Tupitsyn hints that it never went anywhere, but Johnny and Winona did. She believes that Depp sublimated it in alcohol and drugs, replacing love for a woman with addictions so distracting that it became impossible to get back to the original source. Meanwhile, Ryder moved forward, but part of her is still trapped in that past time. It wasn't just her love for Depp. She embodied a decade for Generation Jones and Gen X rebels, symbolized by the curious fact that she is naturally a blonde, but for decades has dyed her hair Gothic black:

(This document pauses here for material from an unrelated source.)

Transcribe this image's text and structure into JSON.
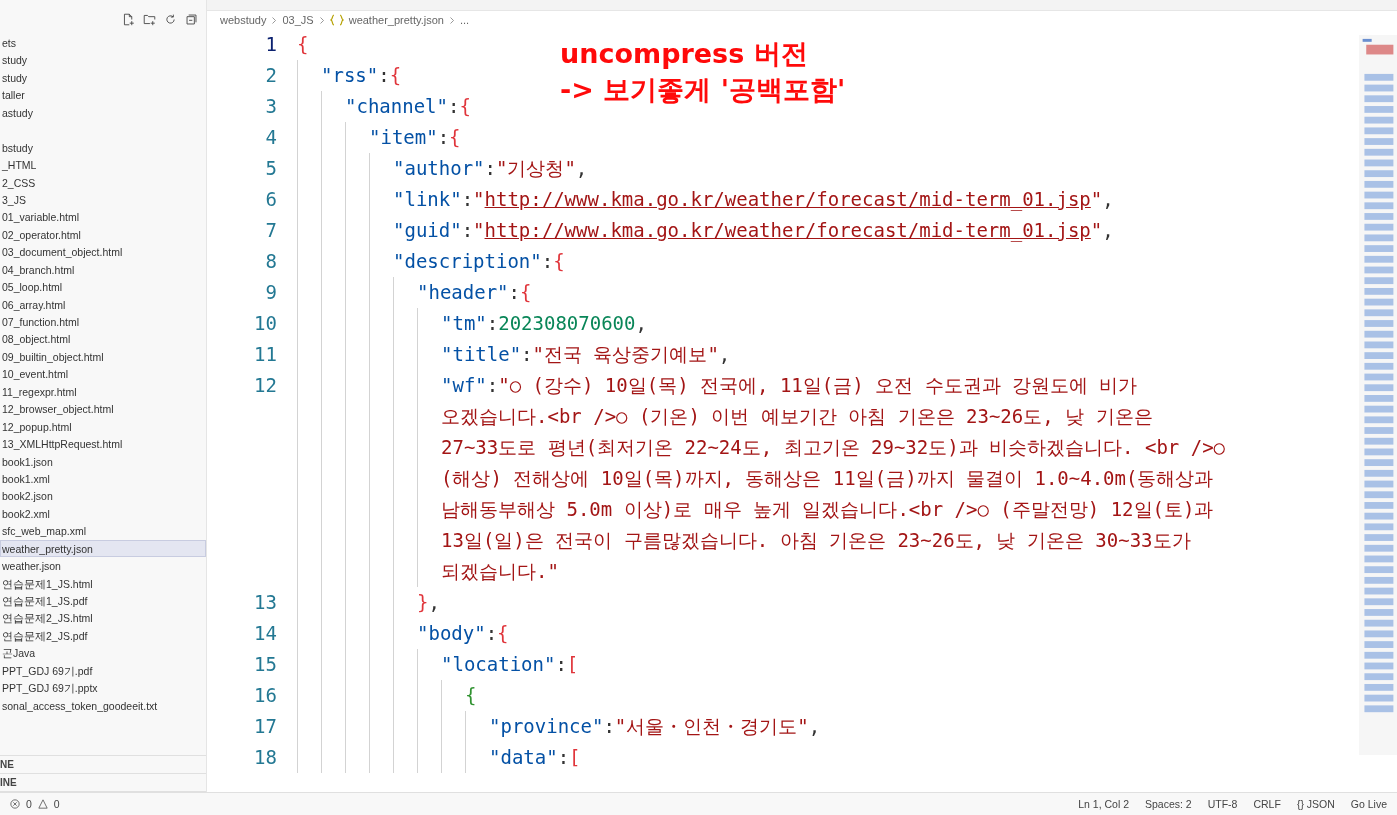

Like John Cusack, another black haired/pale skinned 80s/90s idol, as well as a youth actor whose great, and perhaps only gift, was to enact a different kind of youth (a counter-youth and counter-masculinity) in his youth, Winona Ryder was never timeless, she was of the time. Most especially that brief time in her life, her teenage years and early twenties. Perhaps this is why Jake Gyllenhaal’s light hair was dyed jet-black for the retroactive DONNIE DARKO, and Christian Slater’s jet-black for HEATHERS. Something about dark hair showing up in the late 80s and early 90s as a form of retribution for an aesthetically fascistic and representationally narrow decade. These are people who were not kissed by the sun, who were not California Dreamin’, or, as the German writer Heinrich Laube puts it, ‘These pale youths are uncanny, concocting God knows what mischief.’ If, as the teenage radio pirate DJ, ‘Hard Harry’ puts it in PUMP UP THE VOLUME (1990), the 80s were a totally ‘exhausted decade, where there’s nothing to look forward to and no one to look up to’, Winona Ryder rose up from the bleached-blonde ashes of the 1980s.
Depp and Ryder started in gothic and horror genres. Their early work, like that of contemporaries Keanu Reeves, Parker Posey and River Phoenix, appeared in dark indie films or popular movies with unsettling vibes. Depp made his feature film debut in Nightmare on Elm Street (1984), in which he played a nice but useless boyfriend. These roles reflected a time, when, for a brief period, surreal depictions of the collective unconscious entered the American mainstream in almost unedited forms. It was remarkable. David Lynch, an American director surreal enough to be respected by Europeans, became popular, as his Twin Peaks exposed the underside of the American Dream.